» Material supplied
------

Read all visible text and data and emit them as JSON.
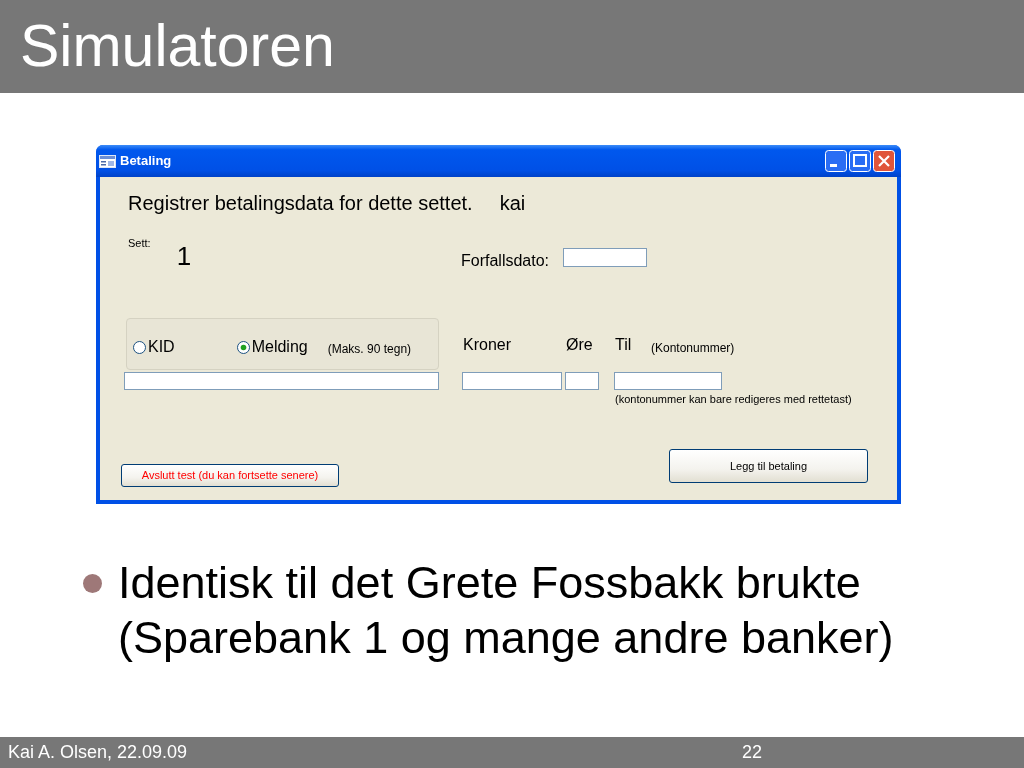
{
  "slide_title": "Simulatoren",
  "dialog": {
    "title": "Betaling",
    "heading": "Registrer betalingsdata for dette settet.",
    "user": "kai",
    "set": {
      "label": "Sett:",
      "value": "1"
    },
    "due_date": {
      "label": "Forfallsdato:"
    },
    "reference_options": [
      {
        "label": "KID",
        "selected": false
      },
      {
        "label": "Melding",
        "selected": true
      }
    ],
    "message_hint": "(Maks. 90 tegn)",
    "kroner": {
      "label": "Kroner"
    },
    "ore": {
      "label": "Øre"
    },
    "account": {
      "label": "Til",
      "hint": "(Kontonummer)",
      "note": "(kontonummer kan bare redigeres med rettetast)"
    },
    "buttons": [
      {
        "label": "Avslutt test (du kan fortsette senere)",
        "kind": "warning"
      },
      {
        "label": "Legg til betaling",
        "kind": "default"
      }
    ]
  },
  "bullets": [
    "Identisk til det Grete Fossbakk brukte (Sparebank 1 og mange andre banker)"
  ],
  "footer": {
    "left": "Kai A. Olsen, 22.09.09",
    "page": "22"
  }
}
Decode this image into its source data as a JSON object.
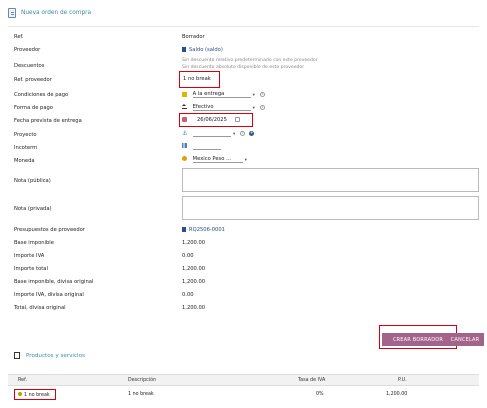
{
  "header": {
    "title": "Nueva orden de compra"
  },
  "form": {
    "ref": {
      "label": "Ref.",
      "value": "Borrador"
    },
    "proveedor": {
      "label": "Proveedor",
      "value": "Saldo (saldo)"
    },
    "descuentos": {
      "label": "Descuentos",
      "hint1": "Sin descuento relativo predeterminado con este proveedor",
      "hint2": "Sin descuento absoluto disponible de este proveedor"
    },
    "ref_proveedor": {
      "label": "Ref. proveedor",
      "value": "1 no break"
    },
    "condiciones": {
      "label": "Condiciones de pago",
      "value": "A la entrega"
    },
    "forma_pago": {
      "label": "Forma de pago",
      "value": "Efectivo"
    },
    "fecha": {
      "label": "Fecha prevista de entrega",
      "value": "26/06/2025"
    },
    "proyecto": {
      "label": "Proyecto",
      "value": ""
    },
    "incoterm": {
      "label": "Incoterm",
      "value": ""
    },
    "moneda": {
      "label": "Moneda",
      "value": "Mexico Peso ..."
    },
    "nota_publica": {
      "label": "Nota (pública)"
    },
    "nota_privada": {
      "label": "Nota (privada)"
    },
    "presupuestos": {
      "label": "Presupuestos de proveedor",
      "value": "RQ2506-0001"
    },
    "base_imponible": {
      "label": "Base imponible",
      "value": "1,200.00"
    },
    "importe_iva": {
      "label": "Importe IVA",
      "value": "0.00"
    },
    "importe_total": {
      "label": "Importe total",
      "value": "1,200.00"
    },
    "base_divisa": {
      "label": "Base imponible, divisa original",
      "value": "1,200.00"
    },
    "iva_divisa": {
      "label": "Importe IVA, divisa original",
      "value": "0.00"
    },
    "total_divisa": {
      "label": "Total, divisa original",
      "value": "1,200.00"
    }
  },
  "buttons": {
    "create": "CREAR BORRADOR",
    "cancel": "CANCELAR"
  },
  "products": {
    "title": "Productos y servicios",
    "headers": {
      "ref": "Ref.",
      "desc": "Descripción",
      "iva": "Tasa de IVA",
      "pu": "P.U."
    },
    "rows": [
      {
        "ref": "1 no break",
        "desc": "1 no break",
        "iva": "0%",
        "pu": "1,200.00"
      }
    ]
  },
  "colors": {
    "accent": "#3b8aa6",
    "button": "#a2648a",
    "highlight": "#d8000f"
  }
}
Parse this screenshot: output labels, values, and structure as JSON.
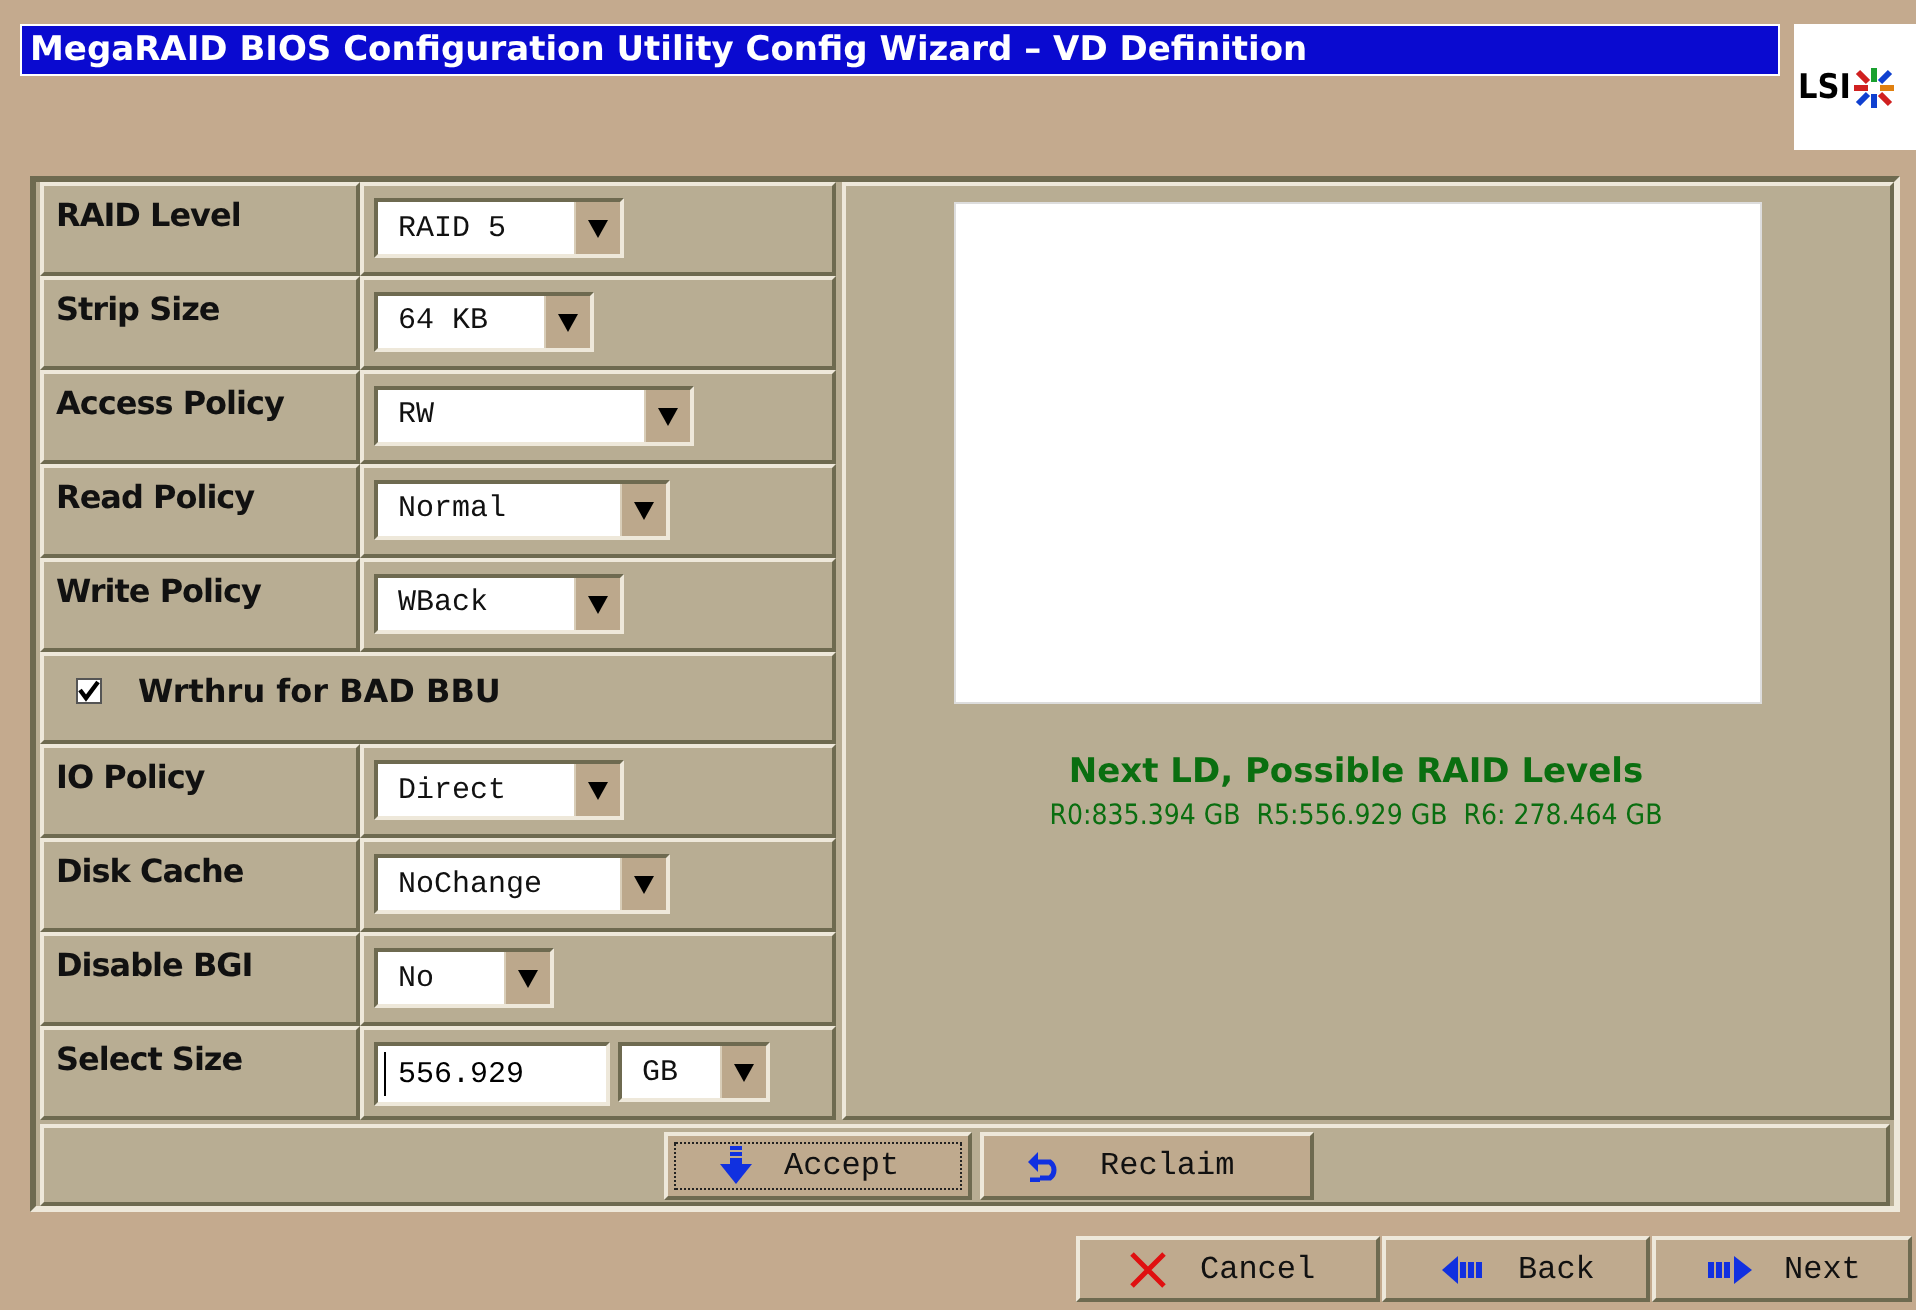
{
  "window": {
    "title": "MegaRAID BIOS Configuration Utility  Config Wizard – VD Definition",
    "logo": "LSI"
  },
  "fields": [
    {
      "kind": "dropdown",
      "label": "RAID Level",
      "value": "RAID 5"
    },
    {
      "kind": "dropdown",
      "label": "Strip Size",
      "value": "64 KB"
    },
    {
      "kind": "dropdown",
      "label": "Access Policy",
      "value": "RW"
    },
    {
      "kind": "dropdown",
      "label": "Read Policy",
      "value": "Normal"
    },
    {
      "kind": "dropdown",
      "label": "Write Policy",
      "value": "WBack"
    },
    {
      "kind": "checkbox",
      "label": "Wrthru for BAD BBU",
      "checked": true
    },
    {
      "kind": "dropdown",
      "label": "IO Policy",
      "value": "Direct"
    },
    {
      "kind": "dropdown",
      "label": "Disk Cache",
      "value": "NoChange"
    },
    {
      "kind": "dropdown",
      "label": "Disable BGI",
      "value": "No"
    },
    {
      "kind": "size",
      "label": "Select Size",
      "value": "556.929",
      "unit": "GB"
    }
  ],
  "raid_levels": {
    "title": "Next LD, Possible RAID Levels",
    "sizes": "R0:835.394 GB  R5:556.929 GB  R6: 278.464 GB"
  },
  "actions": [
    {
      "kind": "accept",
      "label": "Accept",
      "focused": true
    },
    {
      "kind": "reclaim",
      "label": "Reclaim",
      "focused": false
    }
  ],
  "navigation": [
    {
      "kind": "cancel",
      "label": "Cancel"
    },
    {
      "kind": "back",
      "label": "Back"
    },
    {
      "kind": "next",
      "label": "Next"
    }
  ]
}
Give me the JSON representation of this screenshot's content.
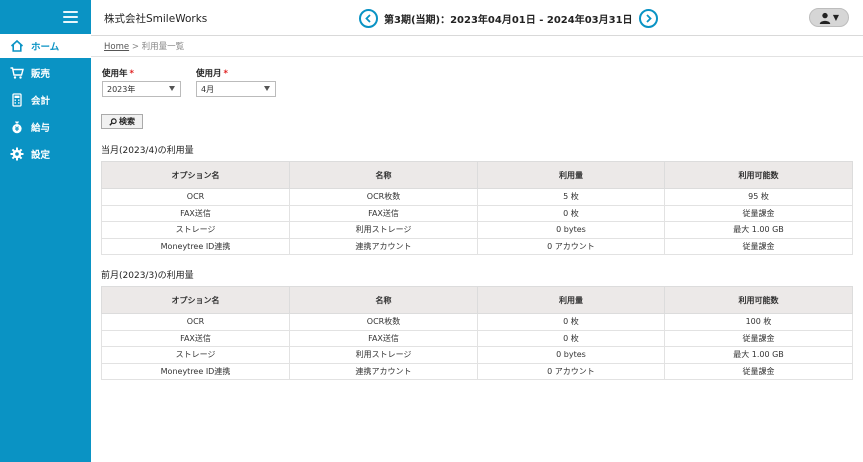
{
  "header": {
    "company": "株式会社SmileWorks",
    "period": "第3期(当期)：2023年04月01日 - 2024年03月31日"
  },
  "sidebar": {
    "items": [
      {
        "label": "ホーム",
        "icon": "home-icon"
      },
      {
        "label": "販売",
        "icon": "cart-icon"
      },
      {
        "label": "会計",
        "icon": "calculator-icon"
      },
      {
        "label": "給与",
        "icon": "money-bag-icon"
      },
      {
        "label": "設定",
        "icon": "gear-icon"
      }
    ],
    "active_index": 0
  },
  "breadcrumb": {
    "home": "Home",
    "separator": ">",
    "current": "利用量一覧"
  },
  "form": {
    "year_label": "使用年",
    "year_value": "2023年",
    "month_label": "使用月",
    "month_value": "4月",
    "required_mark": "*",
    "search_label": "検索"
  },
  "current_month": {
    "title": "当月(2023/4)の利用量",
    "headers": [
      "オプション名",
      "名称",
      "利用量",
      "利用可能数"
    ],
    "rows": [
      [
        "OCR",
        "OCR枚数",
        "5 枚",
        "95 枚"
      ],
      [
        "FAX送信",
        "FAX送信",
        "0 枚",
        "従量課金"
      ],
      [
        "ストレージ",
        "利用ストレージ",
        "0 bytes",
        "最大 1.00 GB"
      ],
      [
        "Moneytree ID連携",
        "連携アカウント",
        "0 アカウント",
        "従量課金"
      ]
    ]
  },
  "previous_month": {
    "title": "前月(2023/3)の利用量",
    "headers": [
      "オプション名",
      "名称",
      "利用量",
      "利用可能数"
    ],
    "rows": [
      [
        "OCR",
        "OCR枚数",
        "0 枚",
        "100 枚"
      ],
      [
        "FAX送信",
        "FAX送信",
        "0 枚",
        "従量課金"
      ],
      [
        "ストレージ",
        "利用ストレージ",
        "0 bytes",
        "最大 1.00 GB"
      ],
      [
        "Moneytree ID連携",
        "連携アカウント",
        "0 アカウント",
        "従量課金"
      ]
    ]
  },
  "colors": {
    "brand": "#0a93c4",
    "required": "#e02020",
    "table_header_bg": "#ece9e8"
  }
}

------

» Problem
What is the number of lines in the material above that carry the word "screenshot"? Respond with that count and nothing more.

» Solution
2